**What is required**
Wherever the string "JSON" shows up in the records below, return that line.

**Records supplied**
________________________

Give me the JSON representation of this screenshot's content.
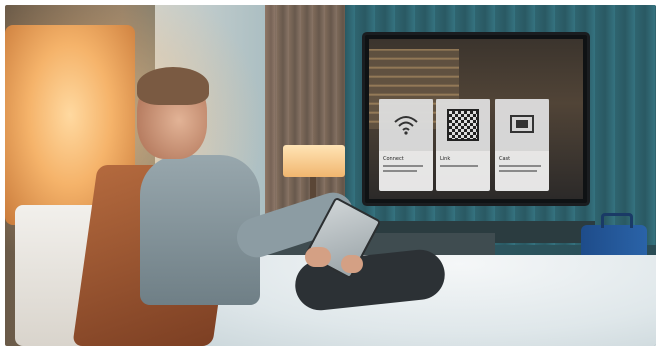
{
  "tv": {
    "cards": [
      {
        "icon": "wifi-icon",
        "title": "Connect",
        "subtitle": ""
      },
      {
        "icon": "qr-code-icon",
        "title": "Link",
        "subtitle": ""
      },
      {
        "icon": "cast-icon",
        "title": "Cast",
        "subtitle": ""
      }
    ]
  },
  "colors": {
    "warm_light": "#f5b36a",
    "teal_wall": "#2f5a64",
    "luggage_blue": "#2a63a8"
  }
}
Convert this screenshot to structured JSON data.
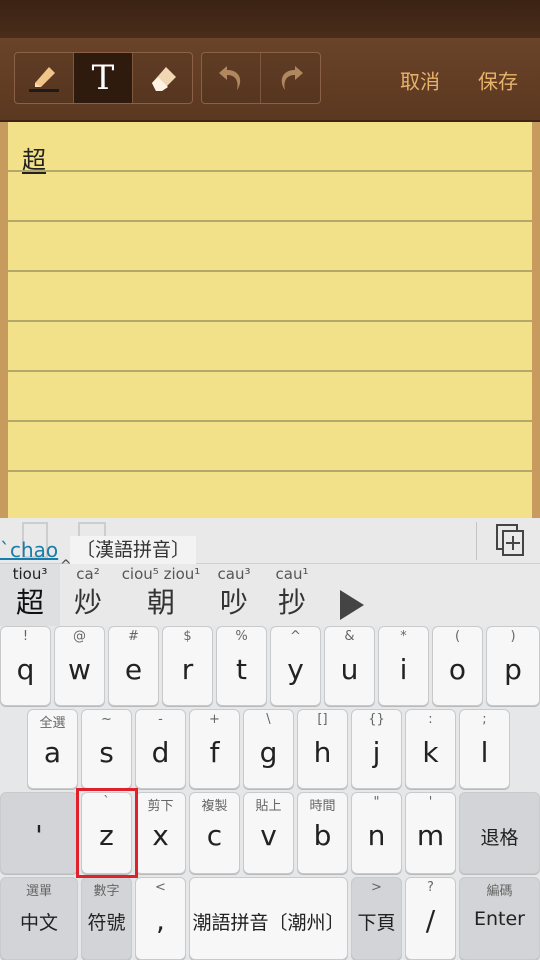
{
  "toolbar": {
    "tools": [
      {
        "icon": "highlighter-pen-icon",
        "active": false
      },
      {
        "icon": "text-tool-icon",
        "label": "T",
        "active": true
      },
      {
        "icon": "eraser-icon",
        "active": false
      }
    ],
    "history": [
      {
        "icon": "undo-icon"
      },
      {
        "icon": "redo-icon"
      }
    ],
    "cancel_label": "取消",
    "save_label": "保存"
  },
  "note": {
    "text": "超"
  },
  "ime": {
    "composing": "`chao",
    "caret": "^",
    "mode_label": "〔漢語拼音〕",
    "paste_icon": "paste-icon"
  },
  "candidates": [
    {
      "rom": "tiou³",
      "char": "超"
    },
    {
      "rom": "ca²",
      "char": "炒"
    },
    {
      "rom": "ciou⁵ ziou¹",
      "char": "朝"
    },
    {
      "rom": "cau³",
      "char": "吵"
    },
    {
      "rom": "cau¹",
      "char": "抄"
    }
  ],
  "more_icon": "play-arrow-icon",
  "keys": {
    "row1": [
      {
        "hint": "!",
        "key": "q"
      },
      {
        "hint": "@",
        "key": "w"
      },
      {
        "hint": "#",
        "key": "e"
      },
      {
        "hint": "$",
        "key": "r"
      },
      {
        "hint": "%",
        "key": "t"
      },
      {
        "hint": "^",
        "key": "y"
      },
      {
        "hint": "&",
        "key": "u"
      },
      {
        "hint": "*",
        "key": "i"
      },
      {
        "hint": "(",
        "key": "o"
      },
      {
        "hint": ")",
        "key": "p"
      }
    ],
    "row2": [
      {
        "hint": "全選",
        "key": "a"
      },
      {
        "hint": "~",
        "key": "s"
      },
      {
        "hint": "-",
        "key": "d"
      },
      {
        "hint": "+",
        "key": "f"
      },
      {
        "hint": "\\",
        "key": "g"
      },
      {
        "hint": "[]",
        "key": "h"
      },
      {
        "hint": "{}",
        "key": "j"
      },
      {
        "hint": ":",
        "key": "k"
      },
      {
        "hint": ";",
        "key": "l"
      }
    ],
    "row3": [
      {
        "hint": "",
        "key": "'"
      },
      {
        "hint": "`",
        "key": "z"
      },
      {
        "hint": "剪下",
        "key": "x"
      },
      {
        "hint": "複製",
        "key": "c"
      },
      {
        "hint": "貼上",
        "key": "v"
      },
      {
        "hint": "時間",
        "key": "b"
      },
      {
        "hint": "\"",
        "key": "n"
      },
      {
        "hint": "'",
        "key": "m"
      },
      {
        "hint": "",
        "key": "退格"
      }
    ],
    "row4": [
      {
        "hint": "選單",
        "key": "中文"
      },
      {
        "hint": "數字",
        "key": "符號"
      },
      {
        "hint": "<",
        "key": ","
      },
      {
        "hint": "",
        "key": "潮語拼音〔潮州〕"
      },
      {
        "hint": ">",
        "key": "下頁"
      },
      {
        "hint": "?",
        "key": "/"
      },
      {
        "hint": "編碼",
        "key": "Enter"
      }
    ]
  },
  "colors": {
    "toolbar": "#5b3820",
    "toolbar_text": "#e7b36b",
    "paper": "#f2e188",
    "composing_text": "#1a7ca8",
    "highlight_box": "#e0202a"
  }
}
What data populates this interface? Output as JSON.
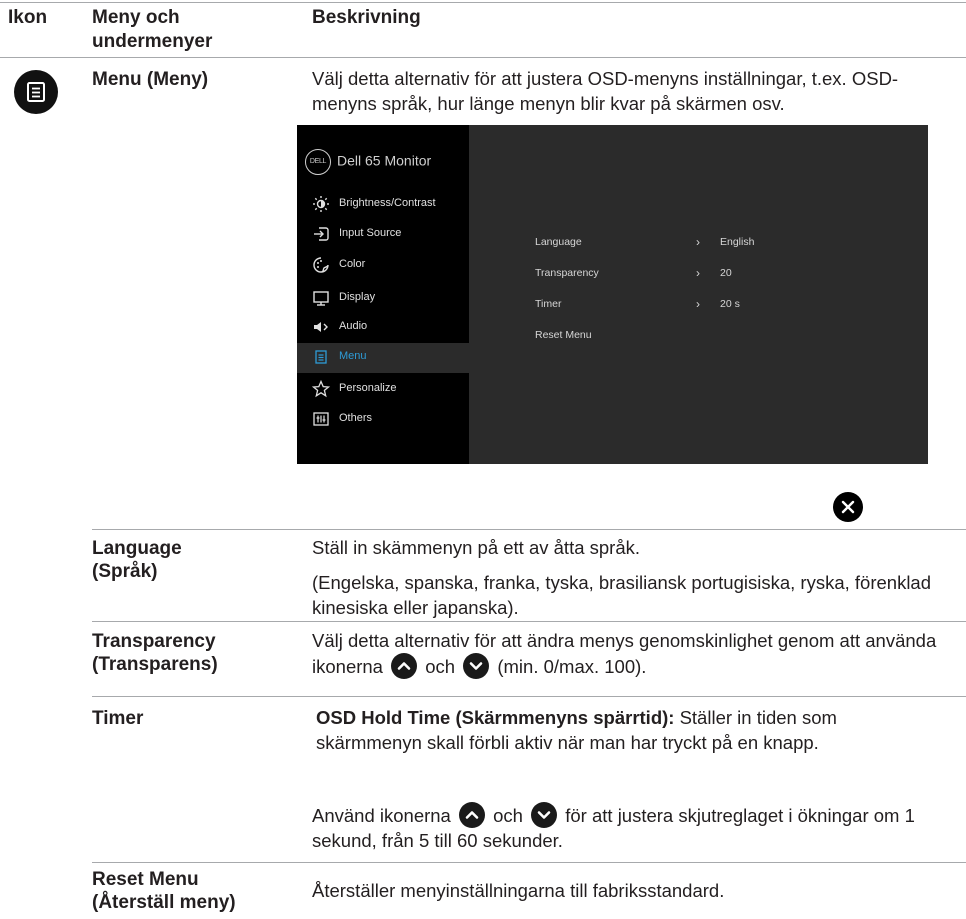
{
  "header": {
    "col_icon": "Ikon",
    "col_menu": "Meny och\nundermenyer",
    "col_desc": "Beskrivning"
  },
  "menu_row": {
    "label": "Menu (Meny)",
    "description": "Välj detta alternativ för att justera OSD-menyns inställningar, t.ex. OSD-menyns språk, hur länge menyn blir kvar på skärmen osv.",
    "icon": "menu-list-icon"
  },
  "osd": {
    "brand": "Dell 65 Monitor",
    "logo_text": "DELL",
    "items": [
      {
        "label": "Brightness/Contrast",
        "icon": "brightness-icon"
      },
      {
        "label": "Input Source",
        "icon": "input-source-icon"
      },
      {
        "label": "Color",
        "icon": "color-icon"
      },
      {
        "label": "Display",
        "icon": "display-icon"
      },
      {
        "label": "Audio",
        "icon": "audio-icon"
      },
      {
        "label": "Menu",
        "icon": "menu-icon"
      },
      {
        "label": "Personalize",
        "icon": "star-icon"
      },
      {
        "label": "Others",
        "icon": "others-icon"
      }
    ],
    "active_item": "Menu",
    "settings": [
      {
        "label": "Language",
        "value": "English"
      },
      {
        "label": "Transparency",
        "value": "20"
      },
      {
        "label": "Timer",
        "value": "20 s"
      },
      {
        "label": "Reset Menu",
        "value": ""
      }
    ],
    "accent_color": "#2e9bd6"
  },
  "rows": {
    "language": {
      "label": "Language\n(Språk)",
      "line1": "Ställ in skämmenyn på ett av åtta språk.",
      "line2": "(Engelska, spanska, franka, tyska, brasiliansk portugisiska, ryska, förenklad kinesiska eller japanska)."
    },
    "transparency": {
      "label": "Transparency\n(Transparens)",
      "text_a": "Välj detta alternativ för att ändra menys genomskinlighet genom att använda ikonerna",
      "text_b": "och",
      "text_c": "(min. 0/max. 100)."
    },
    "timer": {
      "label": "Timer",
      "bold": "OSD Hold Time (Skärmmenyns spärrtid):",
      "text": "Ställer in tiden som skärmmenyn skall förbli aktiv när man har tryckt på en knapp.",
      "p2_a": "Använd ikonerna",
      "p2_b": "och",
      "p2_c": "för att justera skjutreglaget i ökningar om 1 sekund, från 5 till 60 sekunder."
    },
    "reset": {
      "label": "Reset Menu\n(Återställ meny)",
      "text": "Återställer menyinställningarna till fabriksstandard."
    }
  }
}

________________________

**Answer box**
Give me the JSON representation of this screenshot's content.
Convert this screenshot to structured JSON data.
What data populates this interface? Output as JSON.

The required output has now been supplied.